Directions
Every line in the listing that holds "kind" counts once; state the total and nothing more.
BEGIN Given records
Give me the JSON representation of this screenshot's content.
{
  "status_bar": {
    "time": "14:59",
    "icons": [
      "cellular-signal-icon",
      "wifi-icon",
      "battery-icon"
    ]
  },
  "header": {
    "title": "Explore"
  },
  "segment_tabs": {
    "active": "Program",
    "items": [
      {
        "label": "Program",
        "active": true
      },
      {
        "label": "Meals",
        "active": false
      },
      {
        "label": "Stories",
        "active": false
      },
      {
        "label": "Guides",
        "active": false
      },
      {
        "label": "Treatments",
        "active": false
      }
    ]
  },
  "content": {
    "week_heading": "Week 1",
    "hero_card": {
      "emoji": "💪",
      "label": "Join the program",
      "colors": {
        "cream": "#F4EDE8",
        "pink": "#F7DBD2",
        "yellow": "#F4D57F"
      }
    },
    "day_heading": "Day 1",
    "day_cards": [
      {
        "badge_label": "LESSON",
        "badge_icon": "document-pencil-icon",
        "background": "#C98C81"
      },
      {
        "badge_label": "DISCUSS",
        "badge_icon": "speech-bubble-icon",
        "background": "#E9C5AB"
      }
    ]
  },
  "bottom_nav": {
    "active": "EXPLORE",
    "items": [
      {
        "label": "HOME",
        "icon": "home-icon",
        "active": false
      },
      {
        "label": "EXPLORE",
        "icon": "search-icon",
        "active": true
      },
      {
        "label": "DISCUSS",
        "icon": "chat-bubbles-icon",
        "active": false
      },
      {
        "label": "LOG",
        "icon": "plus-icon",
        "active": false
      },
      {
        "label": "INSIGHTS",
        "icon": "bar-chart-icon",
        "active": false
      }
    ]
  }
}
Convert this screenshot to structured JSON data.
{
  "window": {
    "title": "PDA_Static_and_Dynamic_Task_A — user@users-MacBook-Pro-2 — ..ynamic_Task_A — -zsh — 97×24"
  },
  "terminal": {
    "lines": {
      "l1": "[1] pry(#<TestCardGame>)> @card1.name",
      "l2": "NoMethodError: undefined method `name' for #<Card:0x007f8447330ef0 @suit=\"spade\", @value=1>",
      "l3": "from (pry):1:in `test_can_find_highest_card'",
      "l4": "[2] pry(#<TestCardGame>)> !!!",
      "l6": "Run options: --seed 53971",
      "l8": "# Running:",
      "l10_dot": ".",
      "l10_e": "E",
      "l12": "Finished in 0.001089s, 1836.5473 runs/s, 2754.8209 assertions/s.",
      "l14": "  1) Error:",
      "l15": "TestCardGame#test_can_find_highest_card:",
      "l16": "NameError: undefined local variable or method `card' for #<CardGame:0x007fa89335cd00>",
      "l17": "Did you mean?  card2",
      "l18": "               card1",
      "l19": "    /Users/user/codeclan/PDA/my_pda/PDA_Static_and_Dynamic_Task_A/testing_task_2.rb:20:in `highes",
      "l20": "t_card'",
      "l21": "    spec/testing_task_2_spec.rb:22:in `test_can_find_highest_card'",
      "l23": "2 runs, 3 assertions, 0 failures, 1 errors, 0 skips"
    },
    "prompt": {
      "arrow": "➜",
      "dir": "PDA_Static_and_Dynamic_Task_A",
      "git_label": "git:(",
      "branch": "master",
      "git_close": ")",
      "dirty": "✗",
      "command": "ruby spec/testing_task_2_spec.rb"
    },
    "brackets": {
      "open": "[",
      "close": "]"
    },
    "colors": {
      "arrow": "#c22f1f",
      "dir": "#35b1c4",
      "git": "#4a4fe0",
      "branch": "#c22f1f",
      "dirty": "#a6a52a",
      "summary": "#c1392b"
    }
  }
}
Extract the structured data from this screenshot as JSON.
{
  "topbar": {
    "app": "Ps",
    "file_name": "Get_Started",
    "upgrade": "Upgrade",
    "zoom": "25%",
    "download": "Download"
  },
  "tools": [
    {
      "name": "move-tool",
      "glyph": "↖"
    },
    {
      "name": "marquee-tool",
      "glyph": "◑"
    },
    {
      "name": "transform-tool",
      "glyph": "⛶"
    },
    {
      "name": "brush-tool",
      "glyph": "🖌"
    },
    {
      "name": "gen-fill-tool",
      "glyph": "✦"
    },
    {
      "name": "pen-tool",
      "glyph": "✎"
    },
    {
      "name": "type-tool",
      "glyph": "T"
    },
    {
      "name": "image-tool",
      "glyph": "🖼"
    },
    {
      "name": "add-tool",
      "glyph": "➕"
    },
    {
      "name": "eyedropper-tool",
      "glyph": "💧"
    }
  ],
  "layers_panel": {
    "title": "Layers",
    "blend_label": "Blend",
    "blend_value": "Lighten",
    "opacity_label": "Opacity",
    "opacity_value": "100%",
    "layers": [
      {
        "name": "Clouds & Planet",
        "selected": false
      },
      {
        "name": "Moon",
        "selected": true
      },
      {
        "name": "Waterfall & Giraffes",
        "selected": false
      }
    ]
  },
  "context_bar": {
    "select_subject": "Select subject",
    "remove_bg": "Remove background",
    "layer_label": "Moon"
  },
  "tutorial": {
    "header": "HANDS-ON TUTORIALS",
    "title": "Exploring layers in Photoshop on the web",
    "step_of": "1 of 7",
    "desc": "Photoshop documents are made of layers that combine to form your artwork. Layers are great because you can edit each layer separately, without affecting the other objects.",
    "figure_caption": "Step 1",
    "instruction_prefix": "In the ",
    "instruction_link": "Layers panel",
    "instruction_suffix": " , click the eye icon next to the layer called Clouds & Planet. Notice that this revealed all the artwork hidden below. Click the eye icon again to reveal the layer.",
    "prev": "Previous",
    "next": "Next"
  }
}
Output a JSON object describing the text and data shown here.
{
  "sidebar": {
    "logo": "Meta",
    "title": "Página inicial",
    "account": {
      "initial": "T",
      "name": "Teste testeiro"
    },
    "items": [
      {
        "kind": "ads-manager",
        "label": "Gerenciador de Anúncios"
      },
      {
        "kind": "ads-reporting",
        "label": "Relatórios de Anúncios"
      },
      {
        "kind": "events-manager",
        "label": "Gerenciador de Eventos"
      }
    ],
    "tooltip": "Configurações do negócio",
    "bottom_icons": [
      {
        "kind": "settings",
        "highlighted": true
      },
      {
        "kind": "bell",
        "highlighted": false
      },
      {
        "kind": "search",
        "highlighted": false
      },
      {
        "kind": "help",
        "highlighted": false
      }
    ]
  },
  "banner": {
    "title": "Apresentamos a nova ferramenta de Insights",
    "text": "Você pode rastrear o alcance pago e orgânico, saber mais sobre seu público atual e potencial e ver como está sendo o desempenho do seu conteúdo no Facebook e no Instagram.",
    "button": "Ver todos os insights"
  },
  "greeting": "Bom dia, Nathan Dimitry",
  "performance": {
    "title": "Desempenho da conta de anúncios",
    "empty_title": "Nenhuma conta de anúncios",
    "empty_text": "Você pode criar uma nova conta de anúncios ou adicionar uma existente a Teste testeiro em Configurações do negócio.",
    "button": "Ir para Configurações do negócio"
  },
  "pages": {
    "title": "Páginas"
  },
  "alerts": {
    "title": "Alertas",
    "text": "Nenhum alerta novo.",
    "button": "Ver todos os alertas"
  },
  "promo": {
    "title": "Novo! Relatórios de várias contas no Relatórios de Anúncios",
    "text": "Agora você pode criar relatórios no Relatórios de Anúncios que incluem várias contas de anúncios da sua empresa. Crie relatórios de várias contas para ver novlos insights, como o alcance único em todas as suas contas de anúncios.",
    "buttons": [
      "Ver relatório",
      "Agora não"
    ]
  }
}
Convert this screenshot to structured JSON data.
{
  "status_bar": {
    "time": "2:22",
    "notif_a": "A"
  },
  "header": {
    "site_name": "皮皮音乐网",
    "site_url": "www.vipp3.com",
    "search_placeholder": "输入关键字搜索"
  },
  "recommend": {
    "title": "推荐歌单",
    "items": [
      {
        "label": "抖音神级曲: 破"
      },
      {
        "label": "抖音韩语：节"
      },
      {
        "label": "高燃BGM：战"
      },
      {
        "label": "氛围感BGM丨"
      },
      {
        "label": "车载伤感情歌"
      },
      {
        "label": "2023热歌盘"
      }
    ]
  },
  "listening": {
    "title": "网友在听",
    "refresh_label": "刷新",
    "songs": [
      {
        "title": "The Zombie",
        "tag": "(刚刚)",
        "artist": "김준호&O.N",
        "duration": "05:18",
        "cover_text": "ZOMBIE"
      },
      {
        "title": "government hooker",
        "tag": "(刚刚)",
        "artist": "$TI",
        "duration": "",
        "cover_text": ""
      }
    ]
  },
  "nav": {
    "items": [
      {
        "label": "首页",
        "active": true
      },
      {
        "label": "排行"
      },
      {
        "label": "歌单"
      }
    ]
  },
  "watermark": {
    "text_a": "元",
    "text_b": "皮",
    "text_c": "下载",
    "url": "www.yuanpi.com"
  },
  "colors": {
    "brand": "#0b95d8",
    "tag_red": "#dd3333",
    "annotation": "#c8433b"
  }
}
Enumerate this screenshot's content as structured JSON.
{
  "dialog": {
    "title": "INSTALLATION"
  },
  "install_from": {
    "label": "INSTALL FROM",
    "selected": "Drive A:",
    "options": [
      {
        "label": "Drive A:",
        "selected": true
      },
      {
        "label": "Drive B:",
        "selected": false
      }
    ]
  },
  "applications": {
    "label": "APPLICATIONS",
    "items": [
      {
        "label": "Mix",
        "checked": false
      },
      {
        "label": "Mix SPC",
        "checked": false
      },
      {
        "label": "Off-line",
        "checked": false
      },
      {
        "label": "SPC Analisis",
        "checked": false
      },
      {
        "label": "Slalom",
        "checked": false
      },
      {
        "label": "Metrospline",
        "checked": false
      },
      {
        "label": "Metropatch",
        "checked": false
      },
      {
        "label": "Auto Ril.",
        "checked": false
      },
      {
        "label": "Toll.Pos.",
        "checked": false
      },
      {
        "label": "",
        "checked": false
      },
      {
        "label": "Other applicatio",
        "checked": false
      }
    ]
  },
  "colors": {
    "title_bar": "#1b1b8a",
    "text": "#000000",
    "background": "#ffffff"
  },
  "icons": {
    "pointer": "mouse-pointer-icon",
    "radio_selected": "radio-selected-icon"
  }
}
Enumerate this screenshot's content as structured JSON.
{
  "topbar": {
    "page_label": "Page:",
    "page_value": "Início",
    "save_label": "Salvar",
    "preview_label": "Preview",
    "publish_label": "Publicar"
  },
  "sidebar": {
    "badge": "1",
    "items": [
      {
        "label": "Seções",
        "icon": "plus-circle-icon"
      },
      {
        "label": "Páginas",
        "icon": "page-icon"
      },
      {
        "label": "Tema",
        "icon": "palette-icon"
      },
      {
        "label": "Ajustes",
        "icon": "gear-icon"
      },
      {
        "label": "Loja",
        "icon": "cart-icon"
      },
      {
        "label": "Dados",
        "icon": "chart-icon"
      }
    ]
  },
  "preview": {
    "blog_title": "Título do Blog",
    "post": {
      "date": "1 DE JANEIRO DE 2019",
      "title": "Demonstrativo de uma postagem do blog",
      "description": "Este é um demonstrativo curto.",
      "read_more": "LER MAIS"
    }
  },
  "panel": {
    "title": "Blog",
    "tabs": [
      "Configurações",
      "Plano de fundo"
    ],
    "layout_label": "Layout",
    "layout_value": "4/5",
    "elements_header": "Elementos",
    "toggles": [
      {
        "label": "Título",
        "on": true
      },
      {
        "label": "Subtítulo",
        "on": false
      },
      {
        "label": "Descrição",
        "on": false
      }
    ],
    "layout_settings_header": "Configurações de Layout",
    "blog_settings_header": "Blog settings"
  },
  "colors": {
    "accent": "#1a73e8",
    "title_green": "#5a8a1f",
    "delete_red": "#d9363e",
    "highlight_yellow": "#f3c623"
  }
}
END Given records
Answer for this exercise
7